* **Available records**:
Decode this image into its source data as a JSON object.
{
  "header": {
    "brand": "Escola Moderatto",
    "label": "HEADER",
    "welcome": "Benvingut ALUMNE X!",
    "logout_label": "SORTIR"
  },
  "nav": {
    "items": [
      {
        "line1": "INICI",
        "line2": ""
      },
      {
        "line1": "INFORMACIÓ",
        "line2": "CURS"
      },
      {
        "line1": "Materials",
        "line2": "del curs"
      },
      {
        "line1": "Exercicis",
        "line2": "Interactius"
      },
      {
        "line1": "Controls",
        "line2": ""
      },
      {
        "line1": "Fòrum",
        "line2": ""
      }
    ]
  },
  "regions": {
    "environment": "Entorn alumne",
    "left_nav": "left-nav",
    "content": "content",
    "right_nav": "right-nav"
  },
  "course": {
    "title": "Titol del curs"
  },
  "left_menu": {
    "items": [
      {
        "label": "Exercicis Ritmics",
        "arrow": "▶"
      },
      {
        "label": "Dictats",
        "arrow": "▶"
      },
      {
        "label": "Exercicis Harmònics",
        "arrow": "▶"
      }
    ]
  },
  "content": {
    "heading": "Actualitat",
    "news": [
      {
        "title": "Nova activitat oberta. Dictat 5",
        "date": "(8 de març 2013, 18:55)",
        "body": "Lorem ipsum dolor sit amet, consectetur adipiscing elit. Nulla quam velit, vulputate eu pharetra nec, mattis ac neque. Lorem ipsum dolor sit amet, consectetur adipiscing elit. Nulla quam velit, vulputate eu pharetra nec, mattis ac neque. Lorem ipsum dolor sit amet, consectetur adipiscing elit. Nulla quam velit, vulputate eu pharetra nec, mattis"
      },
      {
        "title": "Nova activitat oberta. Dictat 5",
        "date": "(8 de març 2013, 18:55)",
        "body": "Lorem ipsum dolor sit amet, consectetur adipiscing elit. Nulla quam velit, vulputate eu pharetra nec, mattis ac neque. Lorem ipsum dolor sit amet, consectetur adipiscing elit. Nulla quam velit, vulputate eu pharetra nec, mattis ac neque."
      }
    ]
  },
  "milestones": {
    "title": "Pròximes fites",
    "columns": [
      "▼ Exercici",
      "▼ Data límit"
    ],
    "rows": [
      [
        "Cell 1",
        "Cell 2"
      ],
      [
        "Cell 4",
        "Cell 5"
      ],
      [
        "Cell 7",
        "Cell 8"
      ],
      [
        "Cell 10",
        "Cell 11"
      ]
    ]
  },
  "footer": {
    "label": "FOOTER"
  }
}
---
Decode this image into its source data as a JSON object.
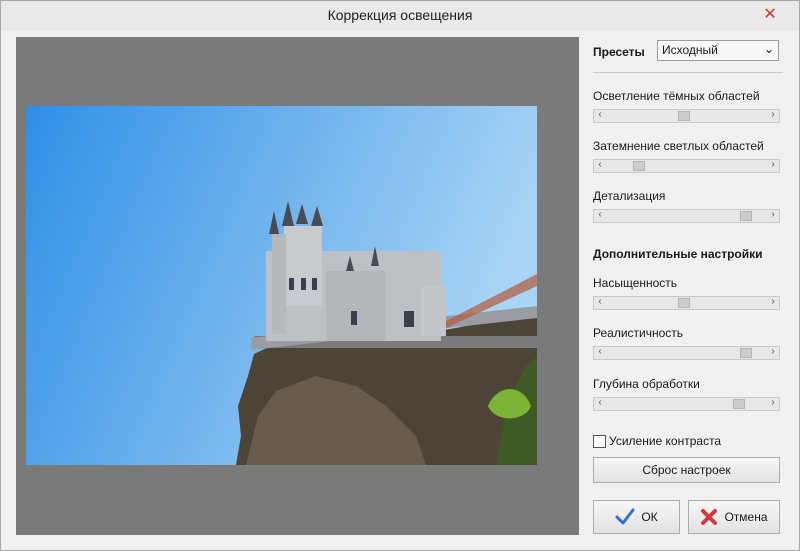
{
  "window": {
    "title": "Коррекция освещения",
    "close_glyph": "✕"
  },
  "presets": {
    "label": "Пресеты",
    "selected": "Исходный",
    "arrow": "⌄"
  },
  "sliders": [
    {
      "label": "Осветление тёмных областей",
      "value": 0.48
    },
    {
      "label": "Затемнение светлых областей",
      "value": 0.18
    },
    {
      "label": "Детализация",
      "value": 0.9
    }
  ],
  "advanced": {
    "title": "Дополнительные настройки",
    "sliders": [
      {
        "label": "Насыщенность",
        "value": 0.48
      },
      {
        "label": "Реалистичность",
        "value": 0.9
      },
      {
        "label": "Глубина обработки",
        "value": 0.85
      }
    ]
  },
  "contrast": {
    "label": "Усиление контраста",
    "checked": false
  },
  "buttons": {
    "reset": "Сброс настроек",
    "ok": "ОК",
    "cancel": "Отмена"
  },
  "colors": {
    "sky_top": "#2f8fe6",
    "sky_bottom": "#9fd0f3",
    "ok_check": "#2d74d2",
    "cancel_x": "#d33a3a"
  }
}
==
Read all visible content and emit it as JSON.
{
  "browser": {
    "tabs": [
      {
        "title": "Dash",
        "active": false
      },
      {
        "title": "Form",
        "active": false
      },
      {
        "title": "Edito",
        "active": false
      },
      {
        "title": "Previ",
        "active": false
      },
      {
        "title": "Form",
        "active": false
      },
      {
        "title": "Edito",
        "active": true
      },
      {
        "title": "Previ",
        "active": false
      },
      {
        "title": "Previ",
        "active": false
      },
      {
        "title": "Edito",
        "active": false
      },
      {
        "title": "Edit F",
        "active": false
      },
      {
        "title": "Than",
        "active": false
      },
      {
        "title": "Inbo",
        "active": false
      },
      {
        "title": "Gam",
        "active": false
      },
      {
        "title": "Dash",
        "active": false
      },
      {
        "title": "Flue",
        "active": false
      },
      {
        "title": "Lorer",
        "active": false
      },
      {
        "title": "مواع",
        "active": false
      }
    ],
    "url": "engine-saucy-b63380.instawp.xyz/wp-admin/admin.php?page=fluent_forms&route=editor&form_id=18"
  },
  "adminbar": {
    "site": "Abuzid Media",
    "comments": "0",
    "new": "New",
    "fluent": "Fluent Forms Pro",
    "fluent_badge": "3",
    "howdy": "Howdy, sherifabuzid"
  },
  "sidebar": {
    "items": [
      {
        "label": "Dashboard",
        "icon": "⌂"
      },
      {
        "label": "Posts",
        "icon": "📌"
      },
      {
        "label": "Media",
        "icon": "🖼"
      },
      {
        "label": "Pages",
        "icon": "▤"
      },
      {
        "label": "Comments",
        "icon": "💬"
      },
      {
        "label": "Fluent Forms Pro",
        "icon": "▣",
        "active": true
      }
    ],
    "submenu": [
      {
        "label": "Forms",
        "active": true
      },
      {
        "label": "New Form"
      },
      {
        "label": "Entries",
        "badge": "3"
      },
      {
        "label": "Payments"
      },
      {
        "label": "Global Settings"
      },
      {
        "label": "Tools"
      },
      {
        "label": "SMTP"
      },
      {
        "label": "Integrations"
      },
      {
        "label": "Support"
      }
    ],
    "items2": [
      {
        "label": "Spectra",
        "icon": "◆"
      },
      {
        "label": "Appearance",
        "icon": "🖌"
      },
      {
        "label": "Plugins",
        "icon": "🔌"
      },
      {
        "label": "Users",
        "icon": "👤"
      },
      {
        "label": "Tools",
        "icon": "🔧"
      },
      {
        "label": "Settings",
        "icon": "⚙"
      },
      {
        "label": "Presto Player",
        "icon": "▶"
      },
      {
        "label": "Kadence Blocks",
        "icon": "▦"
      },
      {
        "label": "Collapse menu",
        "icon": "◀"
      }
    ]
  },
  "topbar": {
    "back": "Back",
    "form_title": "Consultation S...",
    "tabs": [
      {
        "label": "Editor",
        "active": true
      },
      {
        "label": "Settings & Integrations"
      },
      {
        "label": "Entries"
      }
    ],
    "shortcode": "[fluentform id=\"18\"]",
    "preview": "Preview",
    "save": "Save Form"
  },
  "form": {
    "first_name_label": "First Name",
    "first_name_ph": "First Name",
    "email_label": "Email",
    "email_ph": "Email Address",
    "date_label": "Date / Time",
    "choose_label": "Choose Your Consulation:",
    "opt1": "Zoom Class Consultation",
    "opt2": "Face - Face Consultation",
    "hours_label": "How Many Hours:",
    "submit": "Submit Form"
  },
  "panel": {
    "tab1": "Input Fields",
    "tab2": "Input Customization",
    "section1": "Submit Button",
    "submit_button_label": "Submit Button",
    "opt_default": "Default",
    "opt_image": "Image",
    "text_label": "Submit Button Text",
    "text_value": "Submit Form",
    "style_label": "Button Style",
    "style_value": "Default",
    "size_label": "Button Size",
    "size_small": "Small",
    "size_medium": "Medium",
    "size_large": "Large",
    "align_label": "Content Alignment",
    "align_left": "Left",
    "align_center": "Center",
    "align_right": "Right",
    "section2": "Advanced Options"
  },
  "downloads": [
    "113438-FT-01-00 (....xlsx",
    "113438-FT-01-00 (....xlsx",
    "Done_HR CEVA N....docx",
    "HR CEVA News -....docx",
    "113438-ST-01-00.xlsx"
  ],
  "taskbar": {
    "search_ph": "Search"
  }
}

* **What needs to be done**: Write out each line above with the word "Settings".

* **Response box**:
        "label": "Global Settings"
        "label": "Settings",
        "label": "Settings & Integrations"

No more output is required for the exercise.